When we work with training participants in matrix and other complex organizations they consistently ask for better alignment of their goals. But in in a complex multidimensional world is it even possible to be fully aligned?
Clearly at the highest level it is desirable to have a clear strategy and a common focus. But even at this level it can be challenging; do we focus on the existing business or respond to digital disruption by taking a new direction, what is the balance of the global and the local – the answer to these strategic dilemmas is often “both”. The real skill is in managing the dynamic tension between competing demands for our time, resources and attention – and in this reality it’s hard to be clear once and for all, or even for 12 months.
At the next level down we regularly see initiative overload in large organisations. Everyone has good ideas and is trying to drive change and excellence in their own areas of focus. This can mean initiatives are created at a group level, by the functions, regions, business units, countries and teams. When these come down to an individual or local team this can create an overload of competing goals.

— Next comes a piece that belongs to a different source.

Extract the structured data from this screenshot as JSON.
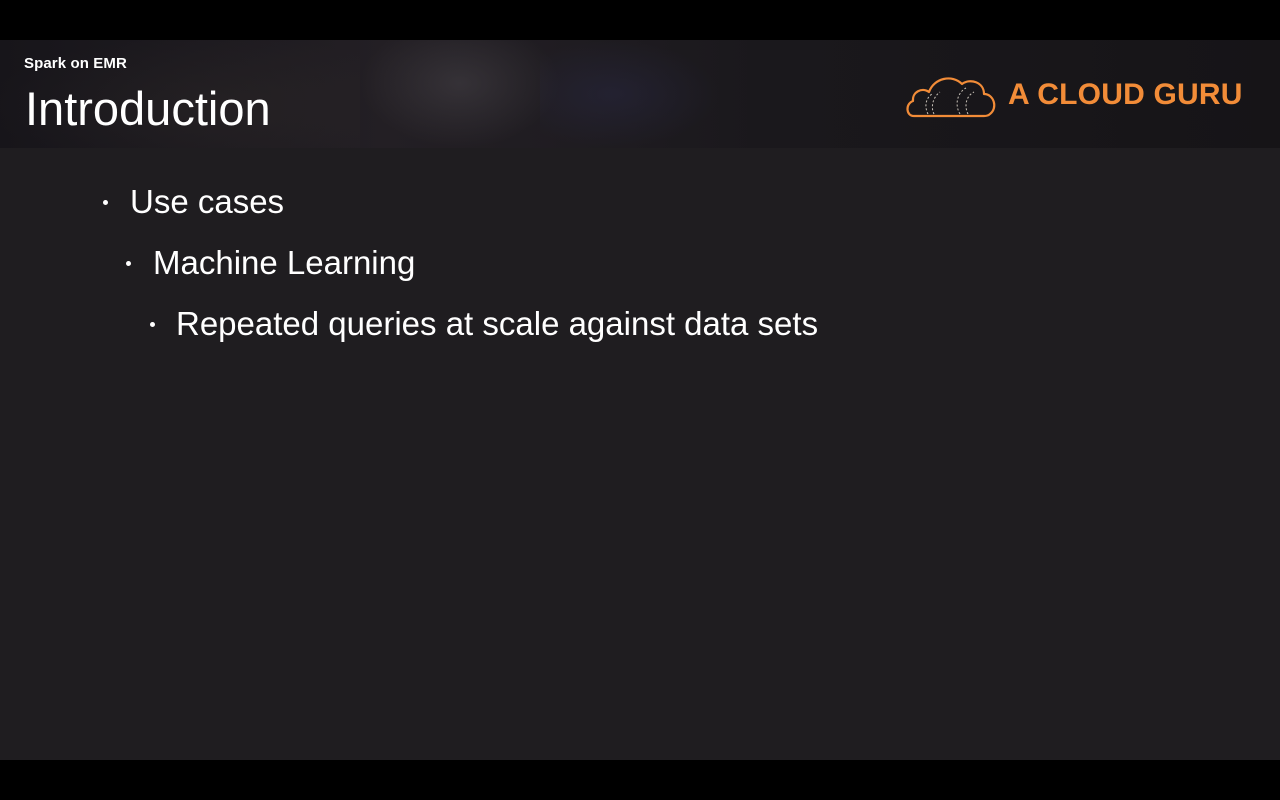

Several of our clients have introduced senior prioritisation groups to try to align at this level and prevent unsustainable levels of change in the business.
In middle management most people today have some combination of multiple reporting lines, work on multiple teams and/or need to engage with multiple stakeholders. In this reality competing goals and constant dynamic alignment and prioritisation are the norm.

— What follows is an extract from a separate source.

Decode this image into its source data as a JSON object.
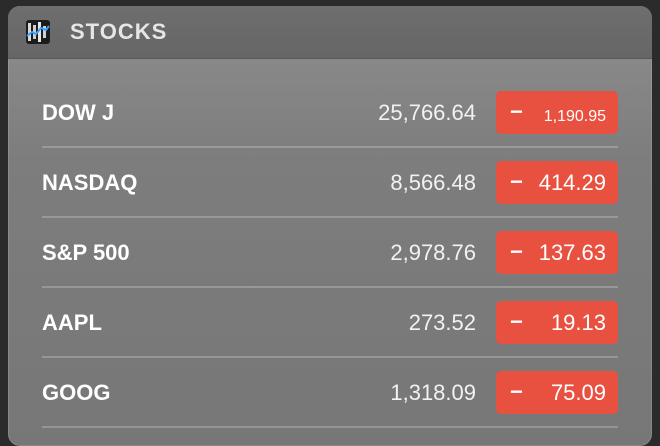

The answer from the top seems to be in pursuing “good enough clarity” at the level of strategy and initiatives and communicating the reality of competing demands and areas that need to be managed more dynamically.

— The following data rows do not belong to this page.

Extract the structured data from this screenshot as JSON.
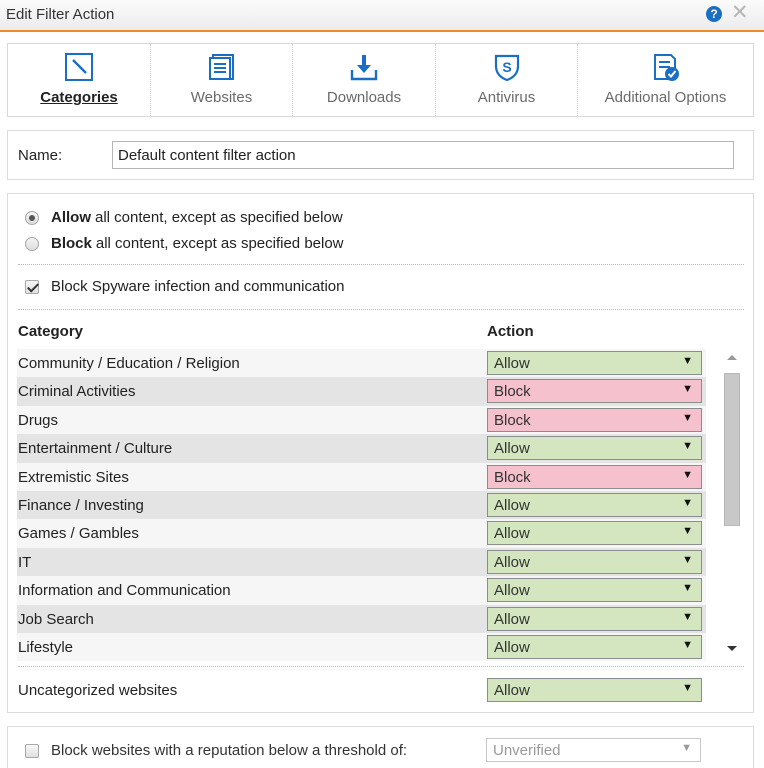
{
  "window": {
    "title": "Edit Filter Action",
    "help": "?",
    "close": "✕"
  },
  "tabs": [
    {
      "label": "Categories",
      "icon": "categories-icon",
      "active": true
    },
    {
      "label": "Websites",
      "icon": "websites-icon",
      "active": false
    },
    {
      "label": "Downloads",
      "icon": "downloads-icon",
      "active": false
    },
    {
      "label": "Antivirus",
      "icon": "antivirus-icon",
      "active": false
    },
    {
      "label": "Additional Options",
      "icon": "additional-options-icon",
      "active": false
    }
  ],
  "name_field": {
    "label": "Name:",
    "value": "Default content filter action"
  },
  "policy": {
    "allow": {
      "strong": "Allow",
      "rest": "all content, except as specified below",
      "selected": true
    },
    "block": {
      "strong": "Block",
      "rest": "all content, except as specified below",
      "selected": false
    }
  },
  "spyware": {
    "label": "Block Spyware infection and communication",
    "checked": true
  },
  "table": {
    "headers": {
      "category": "Category",
      "action": "Action"
    },
    "rows": [
      {
        "category": "Community / Education / Religion",
        "action": "Allow"
      },
      {
        "category": "Criminal Activities",
        "action": "Block"
      },
      {
        "category": "Drugs",
        "action": "Block"
      },
      {
        "category": "Entertainment / Culture",
        "action": "Allow"
      },
      {
        "category": "Extremistic Sites",
        "action": "Block"
      },
      {
        "category": "Finance / Investing",
        "action": "Allow"
      },
      {
        "category": "Games / Gambles",
        "action": "Allow"
      },
      {
        "category": "IT",
        "action": "Allow"
      },
      {
        "category": "Information and Communication",
        "action": "Allow"
      },
      {
        "category": "Job Search",
        "action": "Allow"
      },
      {
        "category": "Lifestyle",
        "action": "Allow"
      }
    ]
  },
  "uncategorized": {
    "label": "Uncategorized websites",
    "action": "Allow"
  },
  "reputation": {
    "label": "Block websites with a reputation below a threshold of:",
    "checked": false,
    "value": "Unverified"
  },
  "colors": {
    "accent": "#f08a24",
    "allow": "#d4e6bf",
    "block": "#f5c1cc",
    "help": "#1a6fc4"
  },
  "dropdown_arrow": "▼"
}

The answer in the middle is to build the knowledge, skills and empowerment for middle managers to manage the daily trade offs they face and constantly realign as a normal part of their roles.
Incentives, objectives, budgets and metrics need to reflect, allow and encourage trade offs and optimisation across the business, in many cases today these are still focused on optimising the traditional silos and can prevent broader alignment and joined up thinking.
The alternative is for us to expect senior leaders to align on every eventuality from the top down in advance and this leads to massive bottlenecks at the top, disempowered middle managers and slow response times.
Part of this is also about our mindset as middle managers. It was always the job of middle management to mange these trade offs and to prioritise and stay aligned in a changing environment. As the business environment becomes more complex we need to develop the skills to do this more quickly and with a better grasp of our business dynamics.
If you need to develop these skills for your people, why not get in touch.